# The Primitive and Basic Numbers

Start with 110. Take the digits of its base-1 representation (110 = 11) and interpret them as base-2 digits. This gives 12 = 110. Now, add the second prime number – 310 – to the result. This will give you 410, which is our first "Primitive and Basic" (PB) number, or PB(1) (you can now see where I got the name from).

Next, take 410 = 1002 and interpret the digits of its base-2 representation as base-3 digits. This gives 1003 = 910. Add the third prime number – 510 – to the result, which gives 1410. That's the second PB number, or PB(2).

You can see where this is going: take 1410 = 1123 and interpret the digits of its base-3 representation as base-4 digits. This gives 1124 = 2210. Add the fourth prime number – 710 – to the result, which gives 2910.

This continues on and on forever.

In general, PB(n) is equal to PB(n-1), converted to base n and from base n+1 to integer, plus the (n+1)th prime.

The first few terms of this sequence are:

4, 14, 29, 52, 87, 132, 185...


You must write a function or program that creates these numbers. It must take a positive integer n as input, and return PB(n).

## I/O:

1 -> 4
5 -> 87


## Rules and specs:

• Your program must be able to handle all PB numbers below 231-1.
• Standard loopholes apply.
• The input may be 0-indexed or 1-indexed, whichever you prefer.
• The input is guaranteed to be a valid index.
• The output must be in base 10.

This is , so shortest code in bytes wins!

Unfortunately, there isn't an OEIS sequence for this. You can propose to OEIS to add this sequence in if you want.

• I find "turn it into base 3" misleading. That sounds like I should convert either 4 or 100 to base 3 which is either 11 or 10201. What you seem to intend is that the representation from the previous base should now be treated as digits in the next base. Dec 20, 2016 at 9:26
• What are we supposed to do? Create a program/function takes takes input and gives the nth PB term? Or are we supposed to generate all terms below 2^31-1? Dec 20, 2016 at 9:28
• Sorry for the misleading thing: your program must be able to handle terms that are up to 2^31-1. It's meant to take an input n and return the output PB(n). Dec 20, 2016 at 9:29
• I just hope all these comments get me the "Blue in the Face" hat Dec 20, 2016 at 9:30
• I didn't understand the task the first time I read it, so I rephrased it in an attempt to make it clearer. Please feel free to roll back any changes you disagree with. Dec 21, 2016 at 7:01
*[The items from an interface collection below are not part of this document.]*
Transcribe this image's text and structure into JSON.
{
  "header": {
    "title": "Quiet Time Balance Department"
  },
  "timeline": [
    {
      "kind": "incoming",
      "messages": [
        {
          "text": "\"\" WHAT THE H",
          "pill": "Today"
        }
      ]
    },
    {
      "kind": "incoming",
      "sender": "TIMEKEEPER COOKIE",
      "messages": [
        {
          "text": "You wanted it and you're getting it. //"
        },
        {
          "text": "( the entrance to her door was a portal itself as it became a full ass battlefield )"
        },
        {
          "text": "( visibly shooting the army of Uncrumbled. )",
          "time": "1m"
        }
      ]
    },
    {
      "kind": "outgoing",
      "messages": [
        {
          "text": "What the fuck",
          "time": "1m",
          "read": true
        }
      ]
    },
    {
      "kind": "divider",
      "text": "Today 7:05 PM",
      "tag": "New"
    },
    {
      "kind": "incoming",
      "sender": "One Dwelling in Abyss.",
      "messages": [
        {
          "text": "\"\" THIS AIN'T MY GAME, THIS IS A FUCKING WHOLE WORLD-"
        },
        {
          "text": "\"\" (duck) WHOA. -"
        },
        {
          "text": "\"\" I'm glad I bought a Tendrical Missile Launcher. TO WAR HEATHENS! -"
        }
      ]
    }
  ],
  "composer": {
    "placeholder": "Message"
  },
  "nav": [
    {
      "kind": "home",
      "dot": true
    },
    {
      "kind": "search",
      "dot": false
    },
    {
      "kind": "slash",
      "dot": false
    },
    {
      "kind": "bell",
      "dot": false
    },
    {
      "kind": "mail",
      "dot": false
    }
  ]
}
# Ruby, 126 bytes

require("prime")
->n{o=4
(2..n).map{|i|j=i+1
r=[]
(r.unshift o%i;o/=i)while o>0
o=r.inject{|s,k|s*j+k}+Prime.first(j)[-1]}
o}


# Jelly, 13 bytes

’ß1¹?bḅ‘+‘ÆN$ Try it online! ### How it works ’ß1¹?bḅ‘+‘ÆN$  Main link. Argument: n

’              Decrement; yield n-1.
¹?          If n-1 is non-zero:
ß               Recursively call the main link with argument n-1.
Else:
1              Yield 1.
b         Convert the result to base n.
ḅ‘       Convert from base n+1 to integer.